This post will hopefully explain Paul Krugman's great interpretation of the yield curve... it's caused by the zero bound on the front-end of the curve. First to Paul...
As I tried to explain last time, to a first approximation you can think of the long term rate as reflecting an average of expected future short-term rates. Short-term rates, in turn, tend to reflect the state of the economy: if the economy improves, the Fed will raise short-term rates, if the economy worsens, the Fed will cut. So long-term rates can be either above or below short rates.
Except that now they can’t. If the economy improves, short rates will rise; but if it worsens, well, they’re already zero, so there’s nowhere to go but up. This implies that there has to be a positive term spread.
Where I really lose Krugman is when he seems to imply that the steep yield curve is the result of nominal short rates being near zero.

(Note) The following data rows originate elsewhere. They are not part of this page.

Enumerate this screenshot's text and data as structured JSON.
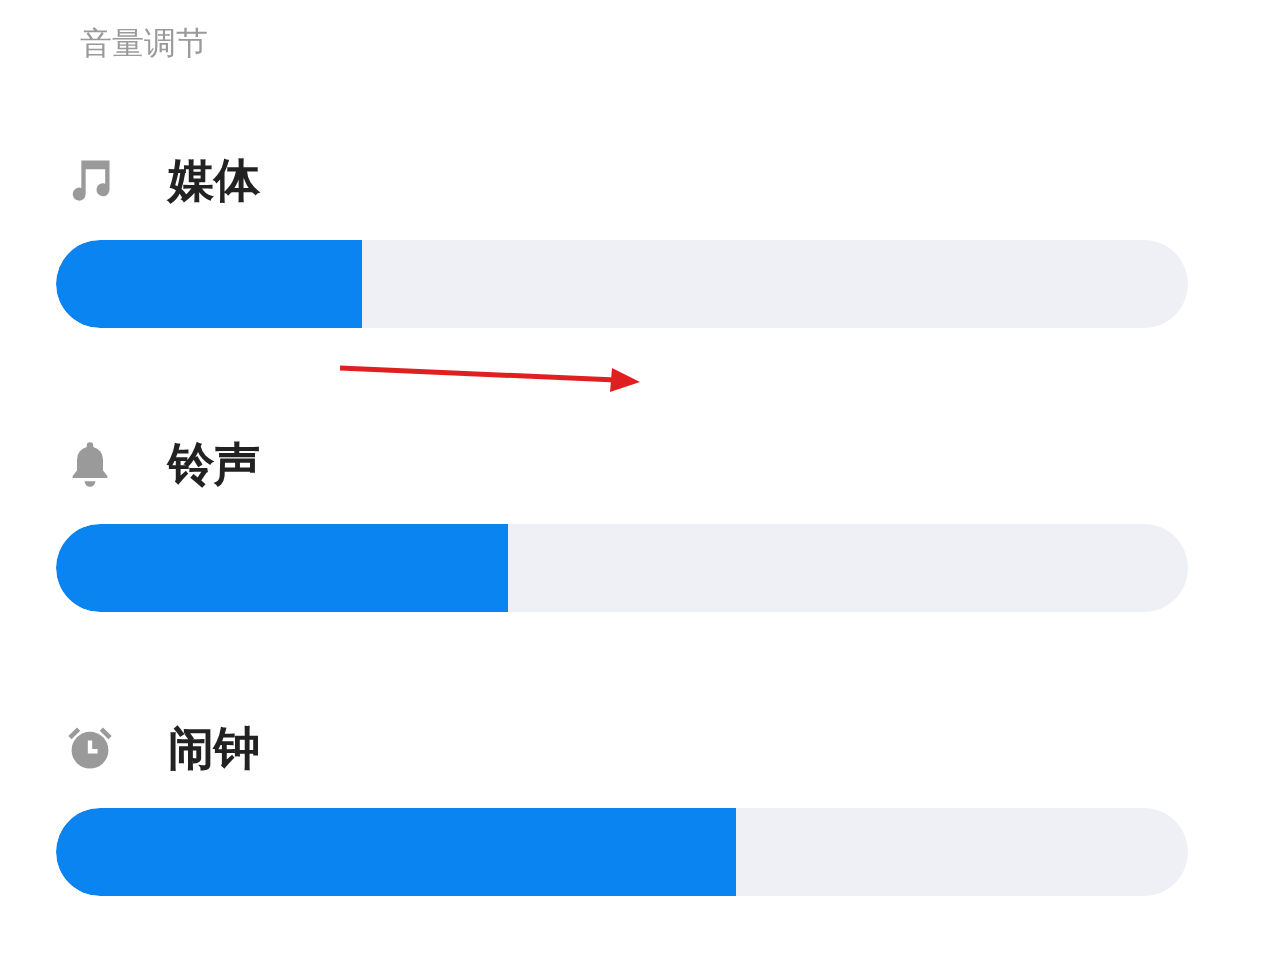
{
  "header": {
    "title": "音量调节"
  },
  "channels": [
    {
      "kind": "music",
      "name": "媒体",
      "level": 0.27
    },
    {
      "kind": "bell",
      "name": "铃声",
      "level": 0.4
    },
    {
      "kind": "alarm",
      "name": "闹钟",
      "level": 0.6
    }
  ]
}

I have no problem accepting that the curve should be positive but I don’t get how that ought to impact its unusual steepness. After all, the two-ten spread recently hit an all-time record.
Yield Curve Due to Zero Bound Rates
Running this hundreds of times (built a nice little spreadsheet I must say), the charts all looked roughly the same (just different scales).
I hope this was helpful...